◆ Problem statement
Strip the pictures, then copy the remaining data exactly as it stands.
**** Recorded data ****
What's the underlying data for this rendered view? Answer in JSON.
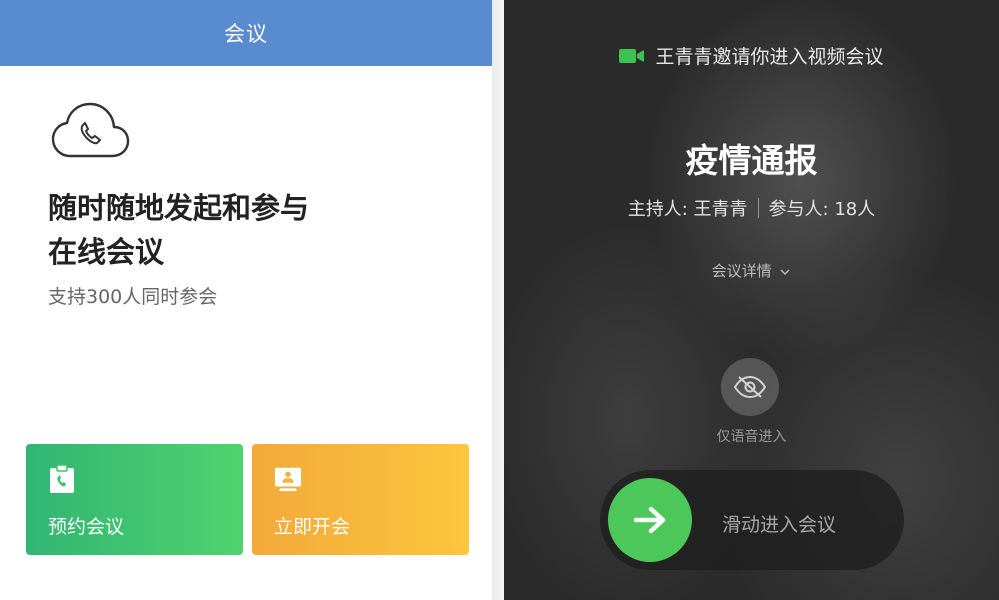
{
  "left_panel": {
    "header_title": "会议",
    "headline_line1": "随时随地发起和参与",
    "headline_line2": "在线会议",
    "subtitle": "支持300人同时参会",
    "cards": [
      {
        "label": "预约会议",
        "icon": "schedule-phone-icon",
        "color_start": "#31b574",
        "color_end": "#4fd36e"
      },
      {
        "label": "立即开会",
        "icon": "presentation-icon",
        "color_start": "#f3a93a",
        "color_end": "#fcc63d"
      }
    ],
    "accent": "#588bd0"
  },
  "right_panel": {
    "invite_text": "王青青邀请你进入视频会议",
    "meeting_title": "疫情通报",
    "host_text": "主持人: 王青青",
    "participants_text": "参与人: 18人",
    "details_label": "会议详情",
    "audio_only_label": "仅语音进入",
    "slide_label": "滑动进入会议",
    "accent_green": "#4cc85a"
  }
}
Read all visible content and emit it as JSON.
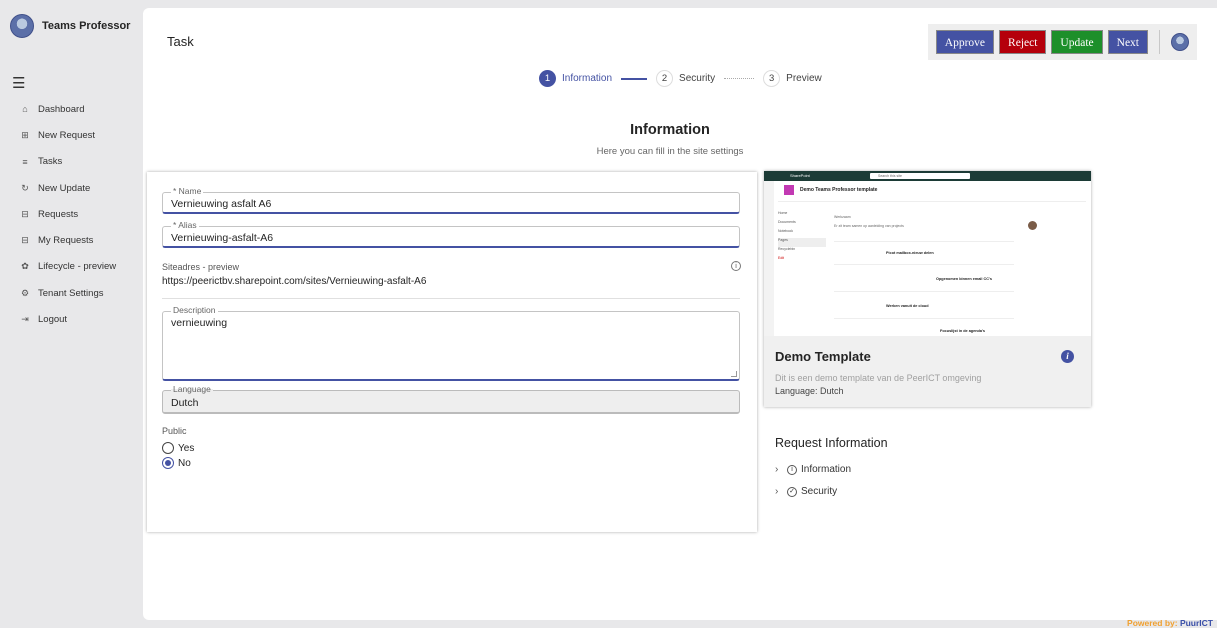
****
◆ Expected answer
What's the underlying data for this rendered view? Answer in JSON.
{
  "left_panel": {
    "header_title": "会议",
    "headline_line1": "随时随地发起和参与",
    "headline_line2": "在线会议",
    "subtitle": "支持300人同时参会",
    "cards": [
      {
        "label": "预约会议",
        "icon": "schedule-phone-icon",
        "color_start": "#31b574",
        "color_end": "#4fd36e"
      },
      {
        "label": "立即开会",
        "icon": "presentation-icon",
        "color_start": "#f3a93a",
        "color_end": "#fcc63d"
      }
    ],
    "accent": "#588bd0"
  },
  "right_panel": {
    "invite_text": "王青青邀请你进入视频会议",
    "meeting_title": "疫情通报",
    "host_text": "主持人: 王青青",
    "participants_text": "参与人: 18人",
    "details_label": "会议详情",
    "audio_only_label": "仅语音进入",
    "slide_label": "滑动进入会议",
    "accent_green": "#4cc85a"
  }
}
Read all visible content and emit it as JSON.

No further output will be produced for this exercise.